This was not the only heated exchange between the two sides.
According to a Ministry of Foreign Affairs report on Sunday, Seoul’s special representative for Korean Peninsula peace and security affairs, Kim Gunn, and Chung Byung-won both met individually on Friday with Andrey Rudenko, the Russian deputy minister of foreign affairs for the Asia-Pacific region, and expressed a “stern position on military cooperation between Russia and North Korea.”
The warnings came amid speculation that North Korea has been supplying shells and other conventional weapons to Russia during its war with Ukraine, and that Russia has been sharing information about advanced military technology with the North.
The situation with South Korea and Russia exchanging harshly worded remarks did not emerge out of nowhere.
In an interview with the Korea Herald on Jan. 24, Minister of National Defense Shin Won-sik commented on South Korea’s support for Ukraine, which is currently limited to humanitarian and financial aid. Shin said he personally sees “full support as the way to go as a member of the free world,” but that he stands by the government’s current policy.

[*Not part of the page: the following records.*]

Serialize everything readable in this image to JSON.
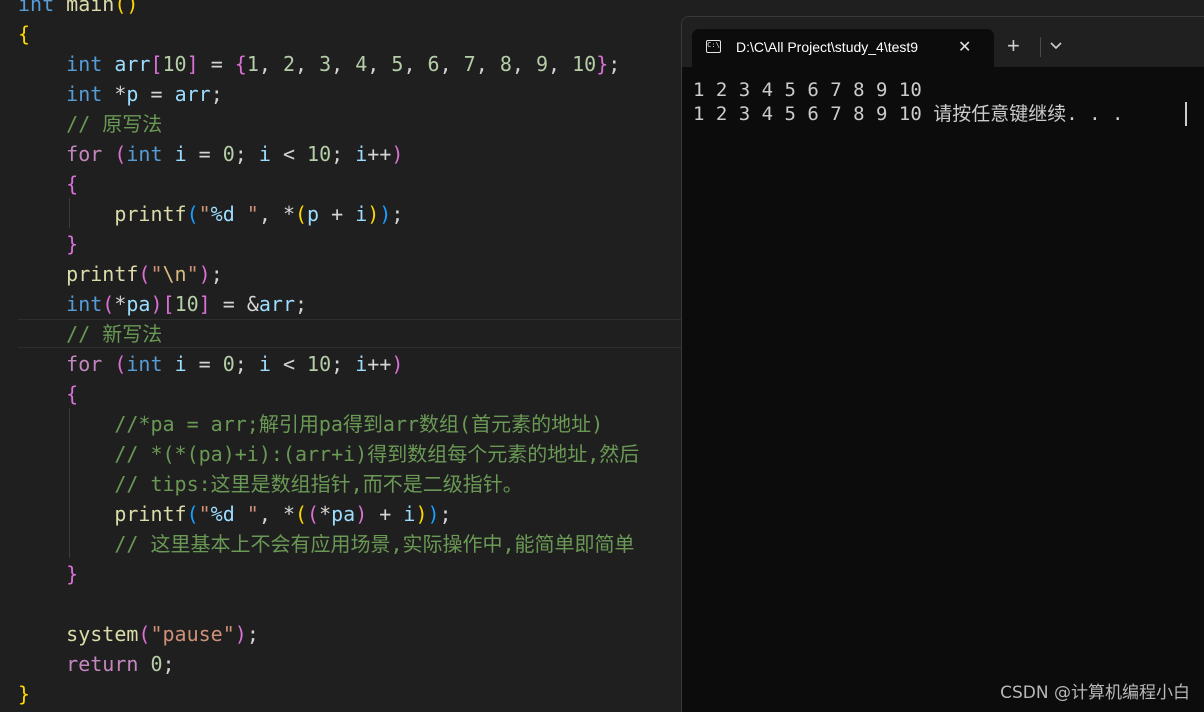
{
  "editor": {
    "lines": [
      [
        {
          "c": "kw",
          "t": "int"
        },
        {
          "t": " "
        },
        {
          "c": "fn",
          "t": "main"
        },
        {
          "c": "b1",
          "t": "()"
        }
      ],
      [
        {
          "c": "b1",
          "t": "{"
        }
      ],
      [
        {
          "t": "    "
        },
        {
          "c": "kw",
          "t": "int"
        },
        {
          "t": " "
        },
        {
          "c": "var",
          "t": "arr"
        },
        {
          "c": "b2",
          "t": "["
        },
        {
          "c": "num",
          "t": "10"
        },
        {
          "c": "b2",
          "t": "]"
        },
        {
          "t": " = "
        },
        {
          "c": "b2",
          "t": "{"
        },
        {
          "c": "num",
          "t": "1"
        },
        {
          "t": ", "
        },
        {
          "c": "num",
          "t": "2"
        },
        {
          "t": ", "
        },
        {
          "c": "num",
          "t": "3"
        },
        {
          "t": ", "
        },
        {
          "c": "num",
          "t": "4"
        },
        {
          "t": ", "
        },
        {
          "c": "num",
          "t": "5"
        },
        {
          "t": ", "
        },
        {
          "c": "num",
          "t": "6"
        },
        {
          "t": ", "
        },
        {
          "c": "num",
          "t": "7"
        },
        {
          "t": ", "
        },
        {
          "c": "num",
          "t": "8"
        },
        {
          "t": ", "
        },
        {
          "c": "num",
          "t": "9"
        },
        {
          "t": ", "
        },
        {
          "c": "num",
          "t": "10"
        },
        {
          "c": "b2",
          "t": "}"
        },
        {
          "t": ";"
        }
      ],
      [
        {
          "t": "    "
        },
        {
          "c": "kw",
          "t": "int"
        },
        {
          "t": " *"
        },
        {
          "c": "var",
          "t": "p"
        },
        {
          "t": " = "
        },
        {
          "c": "var",
          "t": "arr"
        },
        {
          "t": ";"
        }
      ],
      [
        {
          "t": "    "
        },
        {
          "c": "cmt",
          "t": "// 原写法"
        }
      ],
      [
        {
          "t": "    "
        },
        {
          "c": "flow",
          "t": "for"
        },
        {
          "t": " "
        },
        {
          "c": "b2",
          "t": "("
        },
        {
          "c": "kw",
          "t": "int"
        },
        {
          "t": " "
        },
        {
          "c": "var",
          "t": "i"
        },
        {
          "t": " = "
        },
        {
          "c": "num",
          "t": "0"
        },
        {
          "t": "; "
        },
        {
          "c": "var",
          "t": "i"
        },
        {
          "t": " < "
        },
        {
          "c": "num",
          "t": "10"
        },
        {
          "t": "; "
        },
        {
          "c": "var",
          "t": "i"
        },
        {
          "t": "++"
        },
        {
          "c": "b2",
          "t": ")"
        }
      ],
      [
        {
          "t": "    "
        },
        {
          "c": "b2",
          "t": "{"
        }
      ],
      [
        {
          "t": "        "
        },
        {
          "c": "fn",
          "t": "printf"
        },
        {
          "c": "b3",
          "t": "("
        },
        {
          "c": "str",
          "t": "\""
        },
        {
          "c": "var",
          "t": "%d"
        },
        {
          "c": "str",
          "t": " \""
        },
        {
          "t": ", *"
        },
        {
          "c": "b1",
          "t": "("
        },
        {
          "c": "var",
          "t": "p"
        },
        {
          "t": " + "
        },
        {
          "c": "var",
          "t": "i"
        },
        {
          "c": "b1",
          "t": ")"
        },
        {
          "c": "b3",
          "t": ")"
        },
        {
          "t": ";"
        }
      ],
      [
        {
          "t": "    "
        },
        {
          "c": "b2",
          "t": "}"
        }
      ],
      [
        {
          "t": "    "
        },
        {
          "c": "fn",
          "t": "printf"
        },
        {
          "c": "b2",
          "t": "("
        },
        {
          "c": "str",
          "t": "\""
        },
        {
          "c": "esc",
          "t": "\\n"
        },
        {
          "c": "str",
          "t": "\""
        },
        {
          "c": "b2",
          "t": ")"
        },
        {
          "t": ";"
        }
      ],
      [
        {
          "t": "    "
        },
        {
          "c": "kw",
          "t": "int"
        },
        {
          "c": "b2",
          "t": "("
        },
        {
          "t": "*"
        },
        {
          "c": "var",
          "t": "pa"
        },
        {
          "c": "b2",
          "t": ")"
        },
        {
          "c": "b2",
          "t": "["
        },
        {
          "c": "num",
          "t": "10"
        },
        {
          "c": "b2",
          "t": "]"
        },
        {
          "t": " = &"
        },
        {
          "c": "var",
          "t": "arr"
        },
        {
          "t": ";"
        }
      ],
      [
        {
          "t": "    "
        },
        {
          "c": "cmt",
          "t": "// 新写法"
        }
      ],
      [
        {
          "t": "    "
        },
        {
          "c": "flow",
          "t": "for"
        },
        {
          "t": " "
        },
        {
          "c": "b2",
          "t": "("
        },
        {
          "c": "kw",
          "t": "int"
        },
        {
          "t": " "
        },
        {
          "c": "var",
          "t": "i"
        },
        {
          "t": " = "
        },
        {
          "c": "num",
          "t": "0"
        },
        {
          "t": "; "
        },
        {
          "c": "var",
          "t": "i"
        },
        {
          "t": " < "
        },
        {
          "c": "num",
          "t": "10"
        },
        {
          "t": "; "
        },
        {
          "c": "var",
          "t": "i"
        },
        {
          "t": "++"
        },
        {
          "c": "b2",
          "t": ")"
        }
      ],
      [
        {
          "t": "    "
        },
        {
          "c": "b2",
          "t": "{"
        }
      ],
      [
        {
          "t": "        "
        },
        {
          "c": "cmt",
          "t": "//*pa = arr;解引用pa得到arr数组(首元素的地址)"
        }
      ],
      [
        {
          "t": "        "
        },
        {
          "c": "cmt",
          "t": "// *(*(pa)+i):(arr+i)得到数组每个元素的地址,然后"
        }
      ],
      [
        {
          "t": "        "
        },
        {
          "c": "cmt",
          "t": "// tips:这里是数组指针,而不是二级指针。"
        }
      ],
      [
        {
          "t": "        "
        },
        {
          "c": "fn",
          "t": "printf"
        },
        {
          "c": "b3",
          "t": "("
        },
        {
          "c": "str",
          "t": "\""
        },
        {
          "c": "var",
          "t": "%d"
        },
        {
          "c": "str",
          "t": " \""
        },
        {
          "t": ", *"
        },
        {
          "c": "b1",
          "t": "("
        },
        {
          "c": "b2",
          "t": "("
        },
        {
          "t": "*"
        },
        {
          "c": "var",
          "t": "pa"
        },
        {
          "c": "b2",
          "t": ")"
        },
        {
          "t": " + "
        },
        {
          "c": "var",
          "t": "i"
        },
        {
          "c": "b1",
          "t": ")"
        },
        {
          "c": "b3",
          "t": ")"
        },
        {
          "t": ";"
        }
      ],
      [
        {
          "t": "        "
        },
        {
          "c": "cmt",
          "t": "// 这里基本上不会有应用场景,实际操作中,能简单即简单"
        }
      ],
      [
        {
          "t": "    "
        },
        {
          "c": "b2",
          "t": "}"
        }
      ],
      [
        {
          "t": ""
        }
      ],
      [
        {
          "t": "    "
        },
        {
          "c": "fn",
          "t": "system"
        },
        {
          "c": "b2",
          "t": "("
        },
        {
          "c": "str",
          "t": "\"pause\""
        },
        {
          "c": "b2",
          "t": ")"
        },
        {
          "t": ";"
        }
      ],
      [
        {
          "t": "    "
        },
        {
          "c": "flow",
          "t": "return"
        },
        {
          "t": " "
        },
        {
          "c": "num",
          "t": "0"
        },
        {
          "t": ";"
        }
      ],
      [
        {
          "c": "b1",
          "t": "}"
        }
      ]
    ]
  },
  "terminal": {
    "tab_icon_text": "C:\\",
    "tab_title": "D:\\C\\All Project\\study_4\\test9",
    "close_glyph": "✕",
    "new_tab_glyph": "+",
    "output": [
      "1 2 3 4 5 6 7 8 9 10",
      "1 2 3 4 5 6 7 8 9 10 请按任意键继续. . ."
    ]
  },
  "watermark": "CSDN @计算机编程小白"
}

In response, Zakharova sent a warning to the Korean government on Jan. 26: “We would like to warn Seoul against taking impulsive actions that may lead to a complete deterioration of what were once friendly relations with Russia.”

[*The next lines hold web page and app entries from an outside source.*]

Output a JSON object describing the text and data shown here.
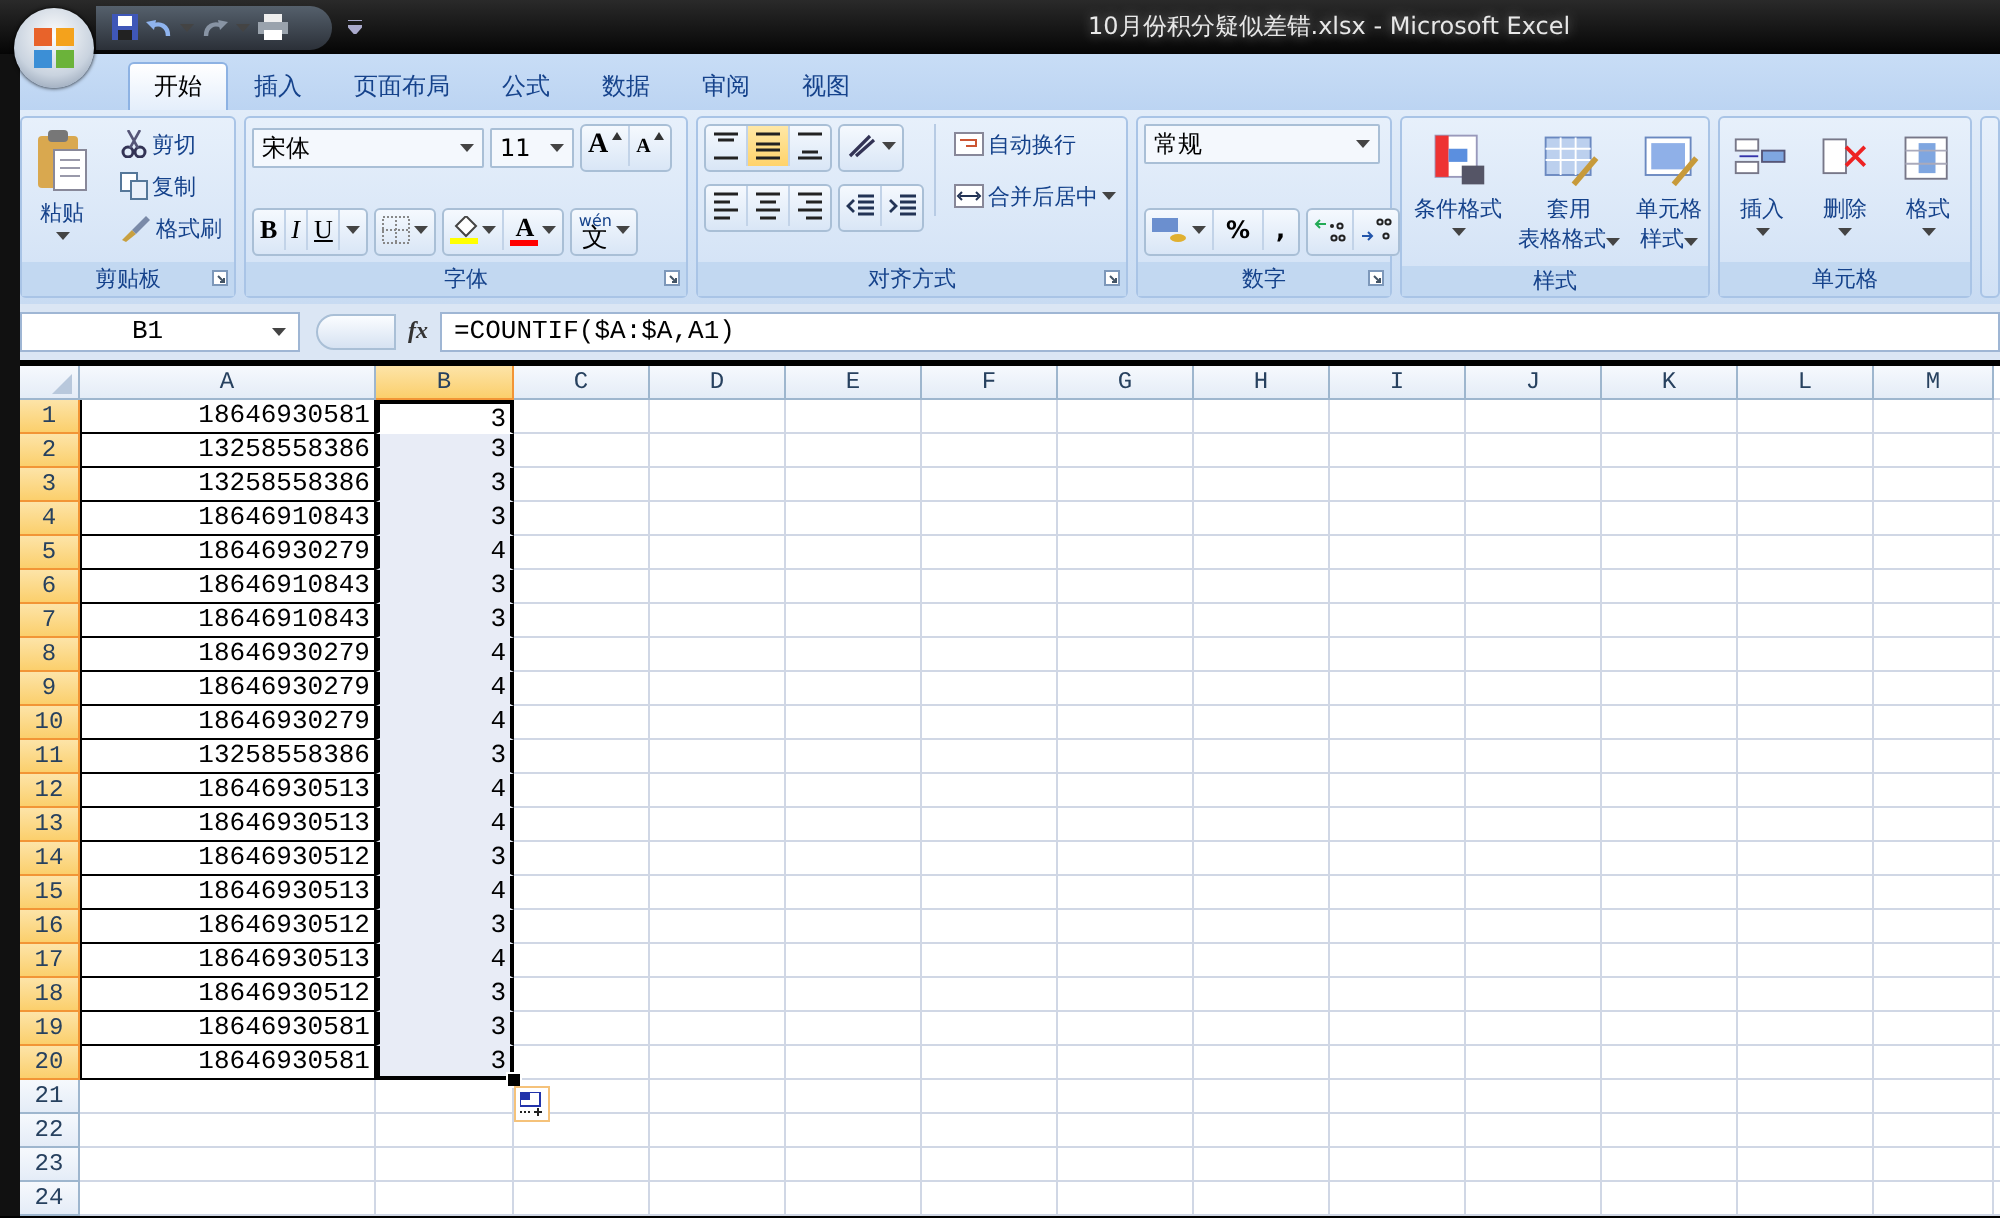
{
  "window": {
    "title": "10月份积分疑似差错.xlsx - Microsoft Excel"
  },
  "ribbon_tabs": [
    {
      "label": "开始",
      "selected": true
    },
    {
      "label": "插入",
      "selected": false
    },
    {
      "label": "页面布局",
      "selected": false
    },
    {
      "label": "公式",
      "selected": false
    },
    {
      "label": "数据",
      "selected": false
    },
    {
      "label": "审阅",
      "selected": false
    },
    {
      "label": "视图",
      "selected": false
    }
  ],
  "ribbon_groups": [
    {
      "kind": "clipboard",
      "label": "剪贴板",
      "paste": "粘贴",
      "commands": [
        "剪切",
        "复制",
        "格式刷"
      ]
    },
    {
      "kind": "font",
      "label": "字体",
      "font_name": "宋体",
      "font_size": "11",
      "size_buttons": [
        "A",
        "A"
      ],
      "style_buttons": [
        {
          "label": "B",
          "kind": "bold"
        },
        {
          "label": "I",
          "kind": "italic"
        },
        {
          "label": "U",
          "kind": "underline"
        }
      ],
      "font_color": {
        "label": "A",
        "color": "#ff0000"
      },
      "phonetic": {
        "ruby": "wén",
        "label": "文"
      }
    },
    {
      "kind": "alignment",
      "label": "对齐方式",
      "vertical_align": [
        {
          "kind": "top",
          "selected": false
        },
        {
          "kind": "middle",
          "selected": true
        },
        {
          "kind": "bottom",
          "selected": false
        }
      ],
      "horizontal_align": [
        {
          "kind": "left",
          "selected": false
        },
        {
          "kind": "center",
          "selected": false
        },
        {
          "kind": "right",
          "selected": false
        }
      ],
      "wrap_text": "自动换行",
      "merge_center": "合并后居中"
    },
    {
      "kind": "number",
      "label": "数字",
      "format": "常规",
      "buttons": [
        "%",
        ","
      ]
    },
    {
      "kind": "styles",
      "label": "样式",
      "commands": [
        {
          "lines": [
            "条件格式"
          ]
        },
        {
          "lines": [
            "套用",
            "表格格式"
          ]
        },
        {
          "lines": [
            "单元格",
            "样式"
          ]
        }
      ]
    },
    {
      "kind": "cells",
      "label": "单元格",
      "commands": [
        {
          "lines": [
            "插入"
          ]
        },
        {
          "lines": [
            "删除"
          ]
        },
        {
          "lines": [
            "格式"
          ]
        }
      ]
    }
  ],
  "formula_bar": {
    "name_box": "B1",
    "fx": "fx",
    "formula": "=COUNTIF($A:$A,A1)"
  },
  "columns": [
    {
      "label": "A",
      "selected": false
    },
    {
      "label": "B",
      "selected": true
    },
    {
      "label": "C",
      "selected": false
    },
    {
      "label": "D",
      "selected": false
    },
    {
      "label": "E",
      "selected": false
    },
    {
      "label": "F",
      "selected": false
    },
    {
      "label": "G",
      "selected": false
    },
    {
      "label": "H",
      "selected": false
    },
    {
      "label": "I",
      "selected": false
    },
    {
      "label": "J",
      "selected": false
    },
    {
      "label": "K",
      "selected": false
    },
    {
      "label": "L",
      "selected": false
    },
    {
      "label": "M",
      "selected": false
    }
  ],
  "rows": [
    {
      "number": "1",
      "a": "18646930581",
      "b": "3",
      "selected": true,
      "active": true
    },
    {
      "number": "2",
      "a": "13258558386",
      "b": "3",
      "selected": true,
      "active": false
    },
    {
      "number": "3",
      "a": "13258558386",
      "b": "3",
      "selected": true,
      "active": false
    },
    {
      "number": "4",
      "a": "18646910843",
      "b": "3",
      "selected": true,
      "active": false
    },
    {
      "number": "5",
      "a": "18646930279",
      "b": "4",
      "selected": true,
      "active": false
    },
    {
      "number": "6",
      "a": "18646910843",
      "b": "3",
      "selected": true,
      "active": false
    },
    {
      "number": "7",
      "a": "18646910843",
      "b": "3",
      "selected": true,
      "active": false
    },
    {
      "number": "8",
      "a": "18646930279",
      "b": "4",
      "selected": true,
      "active": false
    },
    {
      "number": "9",
      "a": "18646930279",
      "b": "4",
      "selected": true,
      "active": false
    },
    {
      "number": "10",
      "a": "18646930279",
      "b": "4",
      "selected": true,
      "active": false
    },
    {
      "number": "11",
      "a": "13258558386",
      "b": "3",
      "selected": true,
      "active": false
    },
    {
      "number": "12",
      "a": "18646930513",
      "b": "4",
      "selected": true,
      "active": false
    },
    {
      "number": "13",
      "a": "18646930513",
      "b": "4",
      "selected": true,
      "active": false
    },
    {
      "number": "14",
      "a": "18646930512",
      "b": "3",
      "selected": true,
      "active": false
    },
    {
      "number": "15",
      "a": "18646930513",
      "b": "4",
      "selected": true,
      "active": false
    },
    {
      "number": "16",
      "a": "18646930512",
      "b": "3",
      "selected": true,
      "active": false
    },
    {
      "number": "17",
      "a": "18646930513",
      "b": "4",
      "selected": true,
      "active": false
    },
    {
      "number": "18",
      "a": "18646930512",
      "b": "3",
      "selected": true,
      "active": false
    },
    {
      "number": "19",
      "a": "18646930581",
      "b": "3",
      "selected": true,
      "active": false
    },
    {
      "number": "20",
      "a": "18646930581",
      "b": "3",
      "selected": true,
      "active": false
    },
    {
      "number": "21",
      "selected": false
    },
    {
      "number": "22",
      "selected": false
    },
    {
      "number": "23",
      "selected": false
    },
    {
      "number": "24",
      "selected": false
    }
  ]
}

The South Korean Foreign Ministry struck back two days later, commenting, “Russia's demeanor will play an important role in the management of South Korea-Russia relations going forward.”
Experts seem surprised, however, that Zakharova protested South Korean President Yoon Suk-yeol’s criticism of North Korea.
“It’s difficult to understand why Russia would react in such a way regarding North Korea’s nuclear weaponry, which is a separate issue from South Korea-Russia relations,” said Wi Sung-rak, who formerly served as South Korea’s ambassador to Russia.
“It’s a demonstration of just how far downhill Seoul-Moscow relations have gone, and how sensitive both sides are to each other’s comments,” he added.
“The Foreign Ministry is claiming that South Korea-Russia relations are being well-managed, but that is more of a hope than a reality,” said Jeh Sung-hoon, a professor of Russian studies at the Hankuk University of Foreign Studies.
“Our government needs to be careful in its comments and demeanor toward Russia, keeping in mind that relations are on thin ice at the moment,” Jeh added.
By Shin Hyeong-cheol, staff reporter
Please direct questions or comments to [email@example.com]